-- SUPPLIED RECORDS --

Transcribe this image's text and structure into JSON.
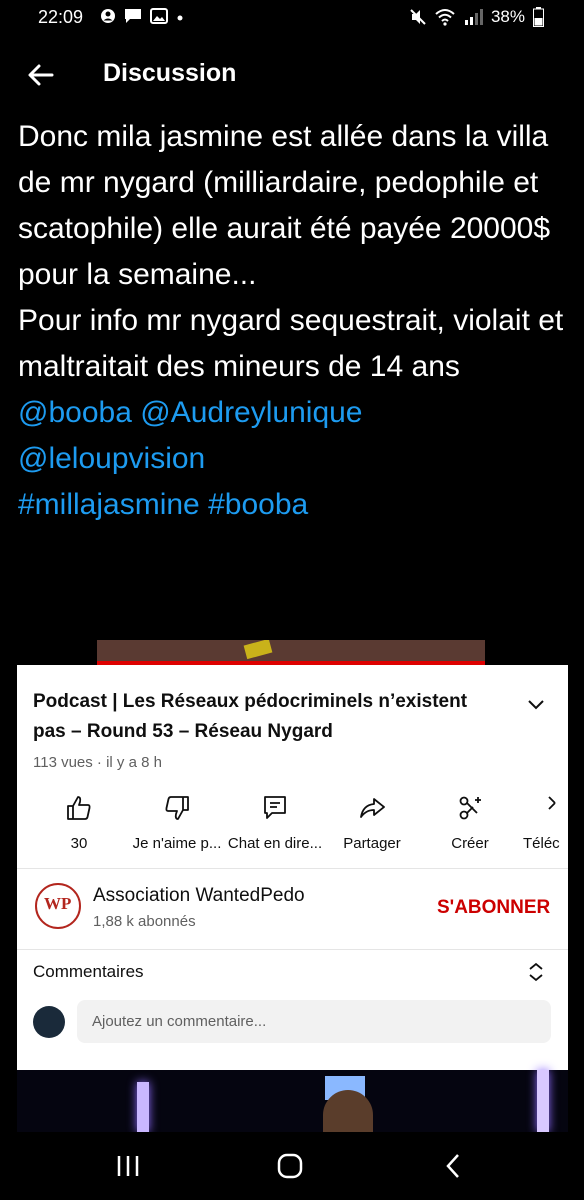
{
  "status_bar": {
    "time": "22:09",
    "battery": "38%",
    "icons_left": [
      "profile-icon",
      "message-icon",
      "image-icon",
      "dot-icon"
    ],
    "icons_right": [
      "mute-icon",
      "wifi-icon",
      "signal-icon",
      "battery-icon"
    ]
  },
  "header": {
    "title": "Discussion"
  },
  "tweet": {
    "paragraph1": "Donc mila jasmine est allée dans la villa de mr nygard (milliardaire, pedophile et scatophile) elle aurait été payée 20000$ pour la semaine...",
    "paragraph2": "Pour info mr nygard sequestrait, violait et maltraitait des mineurs de 14 ans",
    "mentions": [
      "@booba",
      "@Audreylunique",
      "@leloupvision"
    ],
    "hashtags": [
      "#millajasmine",
      "#booba"
    ],
    "link_color": "#1d9bf0"
  },
  "video": {
    "title": "Podcast | Les Réseaux pédocriminels n’existent pas – Round 53 – Réseau Nygard",
    "meta": "113 vues · il y a 8 h",
    "actions": [
      {
        "icon": "like-icon",
        "label": "30"
      },
      {
        "icon": "dislike-icon",
        "label": "Je n'aime p..."
      },
      {
        "icon": "chat-icon",
        "label": "Chat en dire..."
      },
      {
        "icon": "share-icon",
        "label": "Partager"
      },
      {
        "icon": "create-icon",
        "label": "Créer"
      },
      {
        "icon": "download-icon",
        "label": "Téléc"
      }
    ],
    "channel": {
      "name": "Association WantedPedo",
      "subscribers": "1,88 k abonnés",
      "subscribe_label": "S'ABONNER",
      "subscribe_color": "#cc0000"
    },
    "comments": {
      "title": "Commentaires",
      "placeholder": "Ajoutez un commentaire..."
    }
  },
  "nav": {
    "icons": [
      "recents-icon",
      "home-icon",
      "back-icon"
    ]
  }
}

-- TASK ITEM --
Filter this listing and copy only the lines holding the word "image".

-- FINISHED EXERCISE --
Transcribe this image's text and structure into JSON.
      "image-icon",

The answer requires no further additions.